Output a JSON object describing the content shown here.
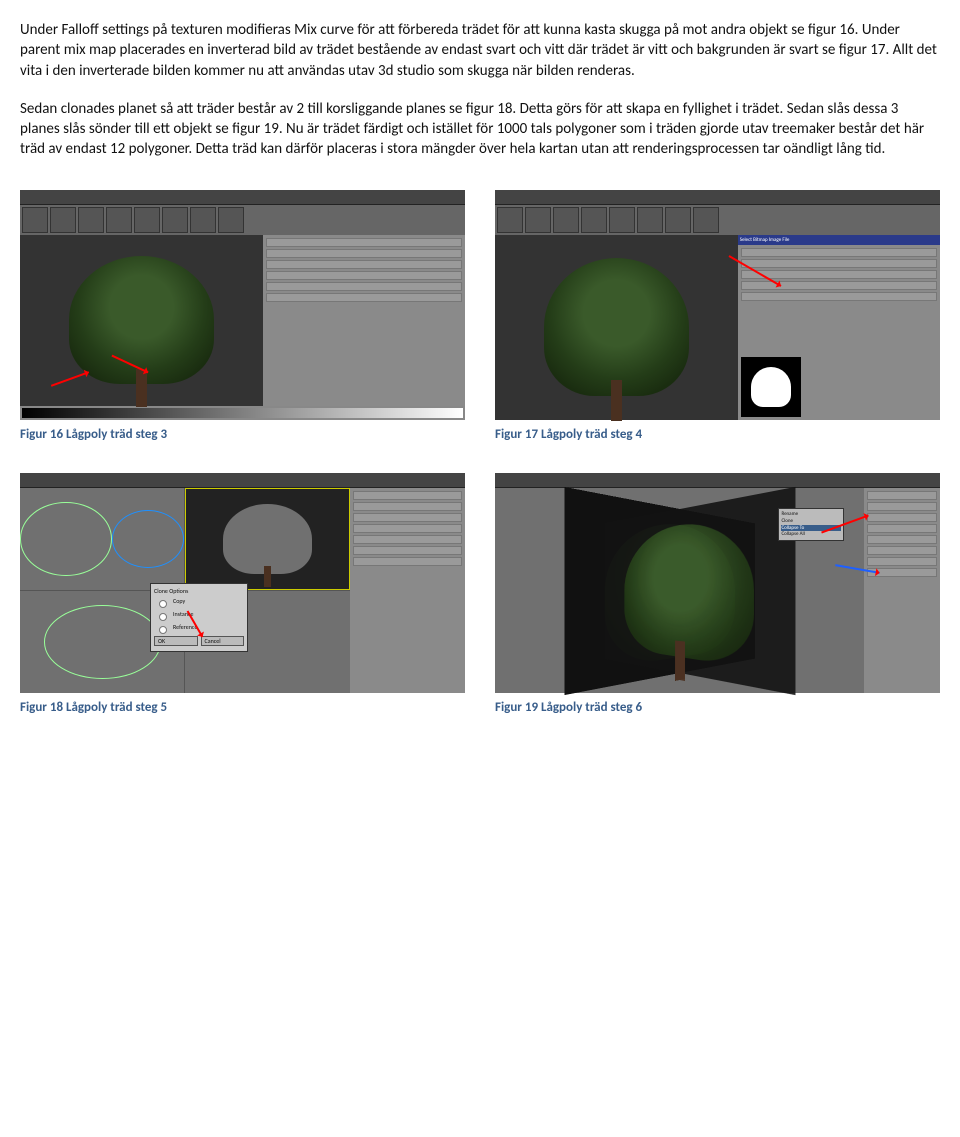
{
  "paragraphs": {
    "p1": "Under Falloff settings på texturen modifieras Mix curve för att förbereda trädet för att kunna kasta skugga på mot andra objekt se figur 16. Under parent mix map placerades en inverterad bild av trädet bestående av endast svart och vitt där trädet är vitt och bakgrunden är svart se figur 17. Allt det vita i den inverterade bilden kommer nu att användas utav 3d studio som skugga när bilden renderas.",
    "p2": "Sedan clonades planet så att träder består av 2 till korsliggande planes se figur 18. Detta görs för att skapa en fyllighet i trädet. Sedan slås dessa 3 planes slås sönder till ett objekt se figur 19. Nu är trädet färdigt och istället för 1000 tals polygoner som i träden gjorde utav treemaker består det här träd av endast 12 polygoner. Detta träd kan därför placeras i stora mängder över hela kartan utan att renderingsprocessen tar oändligt lång tid."
  },
  "captions": {
    "c16": "Figur 16 Lågpoly träd steg 3",
    "c17": "Figur 17 Lågpoly träd steg 4",
    "c18": "Figur 18 Lågpoly träd steg 5",
    "c19": "Figur 19 Lågpoly träd steg 6"
  }
}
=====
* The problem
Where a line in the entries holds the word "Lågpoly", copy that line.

* Answer to this task
    "c16": "Figur 16 Lågpoly träd steg 3",
    "c17": "Figur 17 Lågpoly träd steg 4",
    "c18": "Figur 18 Lågpoly träd steg 5",
    "c19": "Figur 19 Lågpoly träd steg 6"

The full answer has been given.